Task details:
Examine the records and identify each line that includes the string "this". Copy those lines.

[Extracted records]
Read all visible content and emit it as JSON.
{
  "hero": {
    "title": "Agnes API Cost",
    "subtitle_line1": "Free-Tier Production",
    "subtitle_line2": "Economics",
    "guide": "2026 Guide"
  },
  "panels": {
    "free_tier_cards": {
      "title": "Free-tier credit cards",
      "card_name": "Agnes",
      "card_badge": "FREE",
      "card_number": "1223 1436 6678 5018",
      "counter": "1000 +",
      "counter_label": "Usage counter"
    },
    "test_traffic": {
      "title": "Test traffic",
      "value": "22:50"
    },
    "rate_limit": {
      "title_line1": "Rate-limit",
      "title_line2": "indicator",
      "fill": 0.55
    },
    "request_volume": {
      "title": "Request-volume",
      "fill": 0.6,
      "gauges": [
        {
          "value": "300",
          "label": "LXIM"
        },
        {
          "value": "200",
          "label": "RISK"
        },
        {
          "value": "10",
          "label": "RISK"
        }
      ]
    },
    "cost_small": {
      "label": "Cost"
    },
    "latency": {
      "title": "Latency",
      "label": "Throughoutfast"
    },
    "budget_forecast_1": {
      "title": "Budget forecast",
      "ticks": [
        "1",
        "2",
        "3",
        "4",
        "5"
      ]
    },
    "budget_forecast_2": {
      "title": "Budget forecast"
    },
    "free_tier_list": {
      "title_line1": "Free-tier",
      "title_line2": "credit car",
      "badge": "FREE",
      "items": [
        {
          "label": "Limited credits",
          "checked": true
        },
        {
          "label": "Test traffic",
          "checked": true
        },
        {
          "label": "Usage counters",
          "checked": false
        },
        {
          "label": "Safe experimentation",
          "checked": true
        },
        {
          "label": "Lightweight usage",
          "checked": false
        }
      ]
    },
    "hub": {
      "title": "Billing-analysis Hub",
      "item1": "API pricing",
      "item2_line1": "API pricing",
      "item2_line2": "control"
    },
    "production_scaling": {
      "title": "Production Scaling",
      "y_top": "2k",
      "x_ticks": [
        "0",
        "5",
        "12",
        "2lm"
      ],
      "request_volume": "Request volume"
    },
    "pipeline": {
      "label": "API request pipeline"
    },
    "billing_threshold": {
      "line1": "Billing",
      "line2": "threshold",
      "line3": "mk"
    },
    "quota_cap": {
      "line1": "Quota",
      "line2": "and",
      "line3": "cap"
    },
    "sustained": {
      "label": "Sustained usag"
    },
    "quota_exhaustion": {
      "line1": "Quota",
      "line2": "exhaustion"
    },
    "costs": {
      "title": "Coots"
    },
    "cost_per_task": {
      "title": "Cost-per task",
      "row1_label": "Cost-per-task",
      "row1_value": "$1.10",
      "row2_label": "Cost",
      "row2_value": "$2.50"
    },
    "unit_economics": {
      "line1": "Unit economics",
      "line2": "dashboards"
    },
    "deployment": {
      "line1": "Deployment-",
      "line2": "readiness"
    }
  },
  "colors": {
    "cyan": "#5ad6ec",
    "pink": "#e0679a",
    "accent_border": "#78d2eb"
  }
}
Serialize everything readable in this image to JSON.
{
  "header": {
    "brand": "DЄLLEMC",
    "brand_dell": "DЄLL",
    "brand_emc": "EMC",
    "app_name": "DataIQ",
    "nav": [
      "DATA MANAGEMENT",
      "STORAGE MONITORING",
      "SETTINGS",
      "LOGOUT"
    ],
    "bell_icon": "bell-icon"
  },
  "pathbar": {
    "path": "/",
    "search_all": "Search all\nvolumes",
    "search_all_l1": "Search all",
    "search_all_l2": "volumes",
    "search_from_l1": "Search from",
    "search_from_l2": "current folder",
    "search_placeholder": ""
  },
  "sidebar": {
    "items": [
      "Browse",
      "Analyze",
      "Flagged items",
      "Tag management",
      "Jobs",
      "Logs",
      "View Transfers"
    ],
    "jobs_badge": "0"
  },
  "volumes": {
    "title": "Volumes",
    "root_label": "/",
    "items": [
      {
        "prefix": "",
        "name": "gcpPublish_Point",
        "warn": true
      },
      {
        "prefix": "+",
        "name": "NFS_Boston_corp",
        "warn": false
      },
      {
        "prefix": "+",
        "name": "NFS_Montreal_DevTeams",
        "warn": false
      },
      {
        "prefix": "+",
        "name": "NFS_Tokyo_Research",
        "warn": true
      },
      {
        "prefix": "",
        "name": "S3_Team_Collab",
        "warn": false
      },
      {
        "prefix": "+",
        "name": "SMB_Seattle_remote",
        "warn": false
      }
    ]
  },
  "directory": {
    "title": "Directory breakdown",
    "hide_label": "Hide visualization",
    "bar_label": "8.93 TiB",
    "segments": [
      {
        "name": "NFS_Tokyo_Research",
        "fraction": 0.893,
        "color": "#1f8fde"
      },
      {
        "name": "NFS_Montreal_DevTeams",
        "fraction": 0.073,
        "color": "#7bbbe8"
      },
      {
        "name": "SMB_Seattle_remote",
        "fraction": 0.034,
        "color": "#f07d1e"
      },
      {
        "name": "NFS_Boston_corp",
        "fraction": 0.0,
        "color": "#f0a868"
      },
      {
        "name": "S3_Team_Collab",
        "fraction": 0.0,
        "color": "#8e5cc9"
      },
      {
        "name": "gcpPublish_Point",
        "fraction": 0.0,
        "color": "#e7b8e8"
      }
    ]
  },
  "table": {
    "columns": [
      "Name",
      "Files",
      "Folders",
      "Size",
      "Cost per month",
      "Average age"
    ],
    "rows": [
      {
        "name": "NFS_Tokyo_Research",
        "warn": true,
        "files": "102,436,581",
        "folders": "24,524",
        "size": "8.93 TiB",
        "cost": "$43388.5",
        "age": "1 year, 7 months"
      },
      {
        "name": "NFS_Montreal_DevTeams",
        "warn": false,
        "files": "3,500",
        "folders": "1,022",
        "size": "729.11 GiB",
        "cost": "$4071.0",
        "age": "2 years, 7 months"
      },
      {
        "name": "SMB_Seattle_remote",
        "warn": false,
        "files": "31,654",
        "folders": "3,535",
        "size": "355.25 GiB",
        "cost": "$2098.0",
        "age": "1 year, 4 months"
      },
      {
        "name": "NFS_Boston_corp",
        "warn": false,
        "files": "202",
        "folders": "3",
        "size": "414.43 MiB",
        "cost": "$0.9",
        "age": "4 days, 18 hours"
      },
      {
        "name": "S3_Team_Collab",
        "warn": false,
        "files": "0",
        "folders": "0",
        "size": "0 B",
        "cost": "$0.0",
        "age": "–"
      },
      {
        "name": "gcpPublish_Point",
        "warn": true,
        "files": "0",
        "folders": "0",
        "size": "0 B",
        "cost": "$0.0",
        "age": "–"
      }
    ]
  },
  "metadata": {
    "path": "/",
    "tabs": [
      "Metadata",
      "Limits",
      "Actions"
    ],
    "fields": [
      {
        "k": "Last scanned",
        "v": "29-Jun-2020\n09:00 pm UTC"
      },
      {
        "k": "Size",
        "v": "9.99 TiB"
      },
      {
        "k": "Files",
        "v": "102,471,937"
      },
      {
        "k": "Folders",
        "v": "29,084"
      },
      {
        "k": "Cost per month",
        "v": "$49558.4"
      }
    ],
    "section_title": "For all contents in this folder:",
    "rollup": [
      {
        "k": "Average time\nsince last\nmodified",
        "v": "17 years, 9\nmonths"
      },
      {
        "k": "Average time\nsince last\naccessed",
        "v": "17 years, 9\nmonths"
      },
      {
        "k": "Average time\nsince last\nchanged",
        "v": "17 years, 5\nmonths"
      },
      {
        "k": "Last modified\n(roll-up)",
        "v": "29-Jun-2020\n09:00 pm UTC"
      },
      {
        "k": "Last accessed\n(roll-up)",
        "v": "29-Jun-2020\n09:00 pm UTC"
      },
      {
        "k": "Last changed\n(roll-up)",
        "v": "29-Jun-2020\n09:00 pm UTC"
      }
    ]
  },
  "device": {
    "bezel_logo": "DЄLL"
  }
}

Task response:
Serialize everything readable in this image to JSON.
    "section_title": "For all contents in this folder:",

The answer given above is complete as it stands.